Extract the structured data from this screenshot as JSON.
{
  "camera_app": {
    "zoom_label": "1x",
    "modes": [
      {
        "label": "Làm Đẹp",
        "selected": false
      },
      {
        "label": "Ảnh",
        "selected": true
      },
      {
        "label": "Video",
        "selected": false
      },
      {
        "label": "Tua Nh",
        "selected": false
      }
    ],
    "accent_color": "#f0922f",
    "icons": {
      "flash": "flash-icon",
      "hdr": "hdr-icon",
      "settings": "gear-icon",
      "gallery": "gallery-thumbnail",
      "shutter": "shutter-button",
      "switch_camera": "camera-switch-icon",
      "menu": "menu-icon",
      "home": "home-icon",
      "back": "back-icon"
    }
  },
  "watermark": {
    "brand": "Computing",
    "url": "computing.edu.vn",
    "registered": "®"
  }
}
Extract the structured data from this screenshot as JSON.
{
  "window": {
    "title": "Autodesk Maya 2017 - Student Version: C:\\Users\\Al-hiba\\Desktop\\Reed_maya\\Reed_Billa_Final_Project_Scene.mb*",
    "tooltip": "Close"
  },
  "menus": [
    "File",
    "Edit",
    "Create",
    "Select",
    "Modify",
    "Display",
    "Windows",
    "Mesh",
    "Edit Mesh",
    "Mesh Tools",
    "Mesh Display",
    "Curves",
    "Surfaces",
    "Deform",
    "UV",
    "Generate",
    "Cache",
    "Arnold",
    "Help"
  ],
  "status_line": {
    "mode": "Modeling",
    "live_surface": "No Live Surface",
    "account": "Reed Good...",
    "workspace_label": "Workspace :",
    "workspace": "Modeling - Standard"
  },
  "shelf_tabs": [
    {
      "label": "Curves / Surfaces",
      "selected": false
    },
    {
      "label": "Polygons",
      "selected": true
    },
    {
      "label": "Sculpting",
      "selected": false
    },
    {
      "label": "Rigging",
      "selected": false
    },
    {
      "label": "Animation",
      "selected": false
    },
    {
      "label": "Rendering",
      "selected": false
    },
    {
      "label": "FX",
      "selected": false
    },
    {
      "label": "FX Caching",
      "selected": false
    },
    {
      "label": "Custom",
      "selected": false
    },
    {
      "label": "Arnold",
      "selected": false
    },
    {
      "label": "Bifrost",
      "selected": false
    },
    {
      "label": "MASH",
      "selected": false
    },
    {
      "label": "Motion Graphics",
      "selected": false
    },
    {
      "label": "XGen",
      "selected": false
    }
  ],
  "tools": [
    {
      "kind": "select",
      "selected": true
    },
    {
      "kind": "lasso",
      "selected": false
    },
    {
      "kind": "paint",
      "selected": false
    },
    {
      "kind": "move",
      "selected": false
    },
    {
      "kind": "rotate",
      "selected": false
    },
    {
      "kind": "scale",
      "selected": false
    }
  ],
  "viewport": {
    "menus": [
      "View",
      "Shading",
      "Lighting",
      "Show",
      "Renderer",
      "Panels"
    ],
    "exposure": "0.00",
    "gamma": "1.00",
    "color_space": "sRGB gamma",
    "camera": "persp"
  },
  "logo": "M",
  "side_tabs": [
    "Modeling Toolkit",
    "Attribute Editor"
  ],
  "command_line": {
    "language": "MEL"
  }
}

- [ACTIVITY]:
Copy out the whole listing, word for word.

- [RESPONSE TO THE TASK]:
Extract the structured data from this screenshot as JSON.
{
  "camera_app": {
    "zoom_label": "1x",
    "modes": [
      {
        "label": "Làm Đẹp",
        "selected": false
      },
      {
        "label": "Ảnh",
        "selected": true
      },
      {
        "label": "Video",
        "selected": false
      },
      {
        "label": "Tua Nh",
        "selected": false
      }
    ],
    "accent_color": "#f0922f",
    "icons": {
      "flash": "flash-icon",
      "hdr": "hdr-icon",
      "settings": "gear-icon",
      "gallery": "gallery-thumbnail",
      "shutter": "shutter-button",
      "switch_camera": "camera-switch-icon",
      "menu": "menu-icon",
      "home": "home-icon",
      "back": "back-icon"
    }
  },
  "watermark": {
    "brand": "Computing",
    "url": "computing.edu.vn",
    "registered": "®"
  }
}
Extract the structured data from this screenshot as JSON.
{
  "window": {
    "title": "Autodesk Maya 2017 - Student Version: C:\\Users\\Al-hiba\\Desktop\\Reed_maya\\Reed_Billa_Final_Project_Scene.mb*",
    "tooltip": "Close"
  },
  "menus": [
    "File",
    "Edit",
    "Create",
    "Select",
    "Modify",
    "Display",
    "Windows",
    "Mesh",
    "Edit Mesh",
    "Mesh Tools",
    "Mesh Display",
    "Curves",
    "Surfaces",
    "Deform",
    "UV",
    "Generate",
    "Cache",
    "Arnold",
    "Help"
  ],
  "status_line": {
    "mode": "Modeling",
    "live_surface": "No Live Surface",
    "account": "Reed Good...",
    "workspace_label": "Workspace :",
    "workspace": "Modeling - Standard"
  },
  "shelf_tabs": [
    {
      "label": "Curves / Surfaces",
      "selected": false
    },
    {
      "label": "Polygons",
      "selected": true
    },
    {
      "label": "Sculpting",
      "selected": false
    },
    {
      "label": "Rigging",
      "selected": false
    },
    {
      "label": "Animation",
      "selected": false
    },
    {
      "label": "Rendering",
      "selected": false
    },
    {
      "label": "FX",
      "selected": false
    },
    {
      "label": "FX Caching",
      "selected": false
    },
    {
      "label": "Custom",
      "selected": false
    },
    {
      "label": "Arnold",
      "selected": false
    },
    {
      "label": "Bifrost",
      "selected": false
    },
    {
      "label": "MASH",
      "selected": false
    },
    {
      "label": "Motion Graphics",
      "selected": false
    },
    {
      "label": "XGen",
      "selected": false
    }
  ],
  "tools": [
    {
      "kind": "select",
      "selected": true
    },
    {
      "kind": "lasso",
      "selected": false
    },
    {
      "kind": "paint",
      "selected": false
    },
    {
      "kind": "move",
      "selected": false
    },
    {
      "kind": "rotate",
      "selected": false
    },
    {
      "kind": "scale",
      "selected": false
    }
  ],
  "viewport": {
    "menus": [
      "View",
      "Shading",
      "Lighting",
      "Show",
      "Renderer",
      "Panels"
    ],
    "exposure": "0.00",
    "gamma": "1.00",
    "color_space": "sRGB gamma",
    "camera": "persp"
  },
  "logo": "M",
  "side_tabs": [
    "Modeling Toolkit",
    "Attribute Editor"
  ],
  "command_line": {
    "language": "MEL"
  }
}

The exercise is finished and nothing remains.